The Bears placed Leonard Floyd on injured reserve Thursday morning, ending the second-year outside linebacker’s season following a knee injury suffered Sunday against the Detroit Lions. Floyd suffered an MCL and PCL injury and will have surgery in the next week, coach John Fox said, and the Bears do not have a timetable for his recovery yet. But that Floyd didn't suffer damage to his ACL is potentially good news for Floyd's recovery timetable.
Still, with Floyd on injured reserve and out for the season, the Bears’ current outside linebacker depth chart consists of two veterans (Pernell McPhee and Sam Acho) and two practice squad signees (Isaiah Irving and Howard Jones). These final six games of the 2017 season could serve as auditions for all four players for roles on the 2018 Bears.

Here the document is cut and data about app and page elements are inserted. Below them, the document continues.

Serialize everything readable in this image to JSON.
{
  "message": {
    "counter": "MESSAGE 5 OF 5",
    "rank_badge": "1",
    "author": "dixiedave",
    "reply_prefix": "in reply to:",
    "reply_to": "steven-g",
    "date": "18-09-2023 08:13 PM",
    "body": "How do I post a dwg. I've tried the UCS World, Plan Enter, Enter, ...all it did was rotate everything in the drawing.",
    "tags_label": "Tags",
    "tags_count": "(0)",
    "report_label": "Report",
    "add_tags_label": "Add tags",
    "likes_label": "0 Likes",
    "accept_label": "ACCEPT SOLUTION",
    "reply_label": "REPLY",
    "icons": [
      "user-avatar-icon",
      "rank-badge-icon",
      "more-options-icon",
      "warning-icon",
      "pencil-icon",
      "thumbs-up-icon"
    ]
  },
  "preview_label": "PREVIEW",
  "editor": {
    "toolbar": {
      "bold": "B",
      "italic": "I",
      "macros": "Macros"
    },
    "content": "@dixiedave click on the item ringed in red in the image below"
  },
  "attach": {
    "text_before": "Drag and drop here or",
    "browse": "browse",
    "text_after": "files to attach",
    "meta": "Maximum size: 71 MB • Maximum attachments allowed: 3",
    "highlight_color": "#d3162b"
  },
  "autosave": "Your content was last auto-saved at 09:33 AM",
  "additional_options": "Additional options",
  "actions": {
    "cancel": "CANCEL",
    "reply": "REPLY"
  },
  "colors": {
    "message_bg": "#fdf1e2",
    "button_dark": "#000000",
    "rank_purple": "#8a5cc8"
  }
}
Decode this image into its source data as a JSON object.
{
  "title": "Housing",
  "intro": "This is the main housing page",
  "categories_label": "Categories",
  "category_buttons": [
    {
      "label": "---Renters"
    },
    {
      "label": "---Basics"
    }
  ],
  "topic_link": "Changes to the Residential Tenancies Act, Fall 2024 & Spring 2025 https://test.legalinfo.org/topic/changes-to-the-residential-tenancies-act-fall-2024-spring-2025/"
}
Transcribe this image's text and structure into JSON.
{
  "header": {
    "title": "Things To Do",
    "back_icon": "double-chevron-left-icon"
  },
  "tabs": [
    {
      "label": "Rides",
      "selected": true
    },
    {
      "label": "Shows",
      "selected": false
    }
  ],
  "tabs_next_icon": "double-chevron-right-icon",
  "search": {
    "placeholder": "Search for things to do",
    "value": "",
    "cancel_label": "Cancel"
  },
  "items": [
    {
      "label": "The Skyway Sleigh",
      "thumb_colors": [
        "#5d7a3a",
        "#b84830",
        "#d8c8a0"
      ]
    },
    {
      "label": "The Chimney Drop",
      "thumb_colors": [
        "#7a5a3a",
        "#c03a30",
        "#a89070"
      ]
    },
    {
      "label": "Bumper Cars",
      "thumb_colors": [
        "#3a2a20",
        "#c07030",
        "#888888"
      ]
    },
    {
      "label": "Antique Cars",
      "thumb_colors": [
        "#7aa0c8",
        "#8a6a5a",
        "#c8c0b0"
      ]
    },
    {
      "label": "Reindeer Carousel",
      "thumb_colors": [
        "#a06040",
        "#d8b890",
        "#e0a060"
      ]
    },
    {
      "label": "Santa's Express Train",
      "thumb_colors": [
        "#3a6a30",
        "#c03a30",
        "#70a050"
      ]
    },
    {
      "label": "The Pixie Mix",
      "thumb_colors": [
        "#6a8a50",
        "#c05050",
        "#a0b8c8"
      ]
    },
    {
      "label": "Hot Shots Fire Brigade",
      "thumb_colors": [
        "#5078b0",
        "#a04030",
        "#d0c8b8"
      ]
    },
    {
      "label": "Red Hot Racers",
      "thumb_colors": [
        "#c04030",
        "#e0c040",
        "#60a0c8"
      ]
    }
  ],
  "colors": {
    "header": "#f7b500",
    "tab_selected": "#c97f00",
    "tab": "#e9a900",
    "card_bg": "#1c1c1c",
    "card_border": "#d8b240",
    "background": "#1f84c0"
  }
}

If every team needs at least three good pass rushers, the Bears can count on Akiem Hicks and Floyd for 2018, provided Floyd comes back healthy. But who’s the third?
The Bears could save about $7.5 million in cap space if they release McPhee in 2018; if they were to cut ties with Willie Young, who’s on injured reserve right now as well, it would provide $4.5 million in cap relief. McPhee will be 29 in December, while Young will turn 33 next September.
The Bears won’t necessarily need the cap relief next year, and could certainly decide to keep both players, who’ve shown they’re still productive when healthy. But even if both players are back, the Bears may need to add another outside linebacker via free agency of the draft — remember, the team could’ve began the season with Floyd, Young, McPhee, Acho and Lamarr Houston as their outside linebackers; an injury Houston suffered in the fourth preseason game ended his time in Chicago.
Needs at wide receiver and cornerback are pressing, but outside linebacker may need to be in that same conversation. If the Bears have a top-10 pick for the fourth consecutive year, plus some cap space, they perhaps could have the ability to address all three needs in March and April.
That may be looking a little too far into the future, though. The best-case for the Bears is McPhee finishes the season strong and Irving and/or Jones shows something in the opportunities they receive in these final six games (Jones, for what it’s worth, had five sacks as a rookie with the Tampa Bay Buccaneers in 2015). But the worst-case — and perhaps the most realistic — is that the Bears go into the offseason needing to fill at least one pass-rushing spot.